In a groundbreaking study published in the Antimicrobial Agents and Chemotherapy journal, researchers have uncovered new insights into how specific genetic mutations in the Cyp51 gene contribute to antifungal resistance in Aspergillus nigri, a pathogen responsible for invasive aspergillosis (IA). This condition is a severe infection that affects immunocompromised patients and can lead to high mortality rates.

Molecular Basis of Azole Resistance

Aspergillus species, particularly Aspergillus fumigatus, have long been recognized as the primary culprits behind IA. However, the emergence of azole-resistant strains of Aspergillus species, including Aspergillus nigri and its related species A. niger and A. tubingensis, is alarming. Azoles are a class of antifungals commonly used to treat IA, and resistance to these drugs poses a significant challenge in clinical settings.

The study, led by researchers from the Universitat Rovira i Virgili and Institut d’Investigació Sanitària Pere Virgili (IISPV) in Spain, looked at the amino acid substitutions in the Cyp51 gene—more specifically the mutations in cyp51A and cyp51B proteins—isolated from Aspergillus nigri. Cyp51 encodes for 14-alpha-sterol demethylases, enzymes critical for ergosterol biosynthesis, which is vital for fungal cell membrane integrity.

Unraveling the Genetics of Resistance

Their research revealed that mutations in the cyp51 genes can cause structural changes that grant the fungi resistance to azole antifungals. Aspergillus nigri has historically been considered less significant in terms of IA infections. However, cases involving A. nigri are increasingly being reported, some of which exhibit azole resistance, thus underscoring the need for further study.

The study, identified under DOI: 10.1128/AAC.00543-19, was supported by non-U.S. government funds. It provides crucial data elucidating the mechanisms of resistance in A. nigri and its implications for therapy. The characterization of cyp51A and cyp51B in A. nigri and A. tubingensis may aid in developing new antifungal strategies and rehabilitate azoles’ effectiveness.

The Global Health Implications

IA, particularly the azole-resistant strains, has become a growing public health concern. Previous studies, such as those by Brown et al. (2012) and Chowdhary et al. (2017), have highlighted the rising incidence of azole resistance as a “hidden killer” and an epidemic in the making.

Treatment of IA, especially in critically ill patients or those with underlying conditions like cancer or immunodeficiency, relies heavily on antifungals such as azoles. Consequently, Cyp51 mutations substantially affect patient outcomes and strain healthcare resources.

Future Outlook

The findings from the research team in Spain demonstrate a pressing need to advance our understanding of fungal genetics and resistance mechanisms.
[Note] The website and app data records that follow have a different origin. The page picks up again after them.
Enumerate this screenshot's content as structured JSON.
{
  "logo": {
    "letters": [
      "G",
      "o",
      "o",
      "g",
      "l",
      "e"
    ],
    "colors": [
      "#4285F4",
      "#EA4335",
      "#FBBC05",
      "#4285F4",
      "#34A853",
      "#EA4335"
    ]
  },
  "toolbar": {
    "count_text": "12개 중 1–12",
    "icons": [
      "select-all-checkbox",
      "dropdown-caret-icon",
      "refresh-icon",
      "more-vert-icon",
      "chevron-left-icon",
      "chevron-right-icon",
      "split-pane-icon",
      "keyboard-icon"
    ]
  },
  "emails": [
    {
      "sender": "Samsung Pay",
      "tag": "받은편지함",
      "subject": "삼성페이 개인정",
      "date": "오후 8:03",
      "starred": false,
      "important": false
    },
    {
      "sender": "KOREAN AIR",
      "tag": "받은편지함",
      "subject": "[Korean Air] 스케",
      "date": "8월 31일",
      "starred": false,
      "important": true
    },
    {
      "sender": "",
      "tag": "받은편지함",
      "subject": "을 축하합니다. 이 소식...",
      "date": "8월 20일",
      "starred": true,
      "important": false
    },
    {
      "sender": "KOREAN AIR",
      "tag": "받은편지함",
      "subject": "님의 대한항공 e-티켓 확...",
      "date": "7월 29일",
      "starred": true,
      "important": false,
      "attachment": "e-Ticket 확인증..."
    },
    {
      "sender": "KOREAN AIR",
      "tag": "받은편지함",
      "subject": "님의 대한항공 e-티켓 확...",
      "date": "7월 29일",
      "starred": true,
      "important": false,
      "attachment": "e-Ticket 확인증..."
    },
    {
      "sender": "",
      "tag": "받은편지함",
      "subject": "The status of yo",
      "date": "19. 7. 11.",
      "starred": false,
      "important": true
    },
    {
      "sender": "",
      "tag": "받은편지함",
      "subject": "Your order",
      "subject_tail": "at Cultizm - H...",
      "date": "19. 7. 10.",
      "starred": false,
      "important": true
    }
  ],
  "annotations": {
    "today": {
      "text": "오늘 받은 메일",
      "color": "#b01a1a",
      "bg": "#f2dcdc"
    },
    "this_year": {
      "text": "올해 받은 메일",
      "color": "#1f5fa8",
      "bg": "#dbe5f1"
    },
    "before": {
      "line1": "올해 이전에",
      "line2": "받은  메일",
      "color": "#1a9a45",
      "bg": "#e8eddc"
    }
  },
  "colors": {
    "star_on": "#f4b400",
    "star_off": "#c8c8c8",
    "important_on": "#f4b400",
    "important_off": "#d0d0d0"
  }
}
Further research is required to determine the full extent to which Cyp51 mutations contribute to azole resistance across different Aspergillus species and to develop comprehensive mitigation strategies.

The efforts to address antifungal resistance must be multifaceted, involving the development of new drugs, close monitoring of resistance patterns, and perhaps a revision of agricultural practices that may contribute to resistance through the overuse of azole fungicides, a factor highlighted by Chowdhary et al. (2013).


1. Pérez-Cantero et al. (2019). New Insights into the Cyp51 Contribution to Azole Resistance in Aspergillus Nigri. Antimicrobial Agents and Chemotherapy, 63(7), e00543-19. DOI: 10.1128/AAC.00543-19
2. Samson RA, et al. (2014). Phylogeny, identification and nomenclature of the genus Aspergillus. Stud Mycol, 78:141–173. DOI: 10.1016/j.simyco.2014.07.004.
3. Brown GD, et al. (2012). Hidden killers: human fungal infections. Sci Transl Med, 4(165rv13). DOI: 10.1126/scitranslmed.3004404.
4. Taccone F, et al. (2015). Epidemiology of invasive aspergillosis in critically ill patients: clinical presentation, underlying conditions, and outcomes. Crit Care, 19:7. DOI: 10.1186/s13054-014-0722-7.
5. Chowdhary A, et al. (2017). Azole-resistant aspergillosis: epidemiology, molecular mechanisms, and treatment. J Infect Dis, 216(S436–S444). DOI: 10.1093/infdis/jix210.


1. Azole Resistance Aspergillus Nigri
2. Cyp51 Gene Mutation
3. Invasive Aspergillosis Treatment
4. Antifungal Resistance Mechanisms
5. Novel Antifungal Drug Development

Through diligent research and a greater understanding of the genetic underpinnings of azole resistance, the medical community can work towards better treatments and outcomes for those afflicted with invasive aspergillosis. The study serves as a reminder that in the fight against fungal infections, complacency is not an option. Steps must be taken to monitor, understand, and combat antifungal resistance on all fronts to protect vulnerable patient populations now and in the future.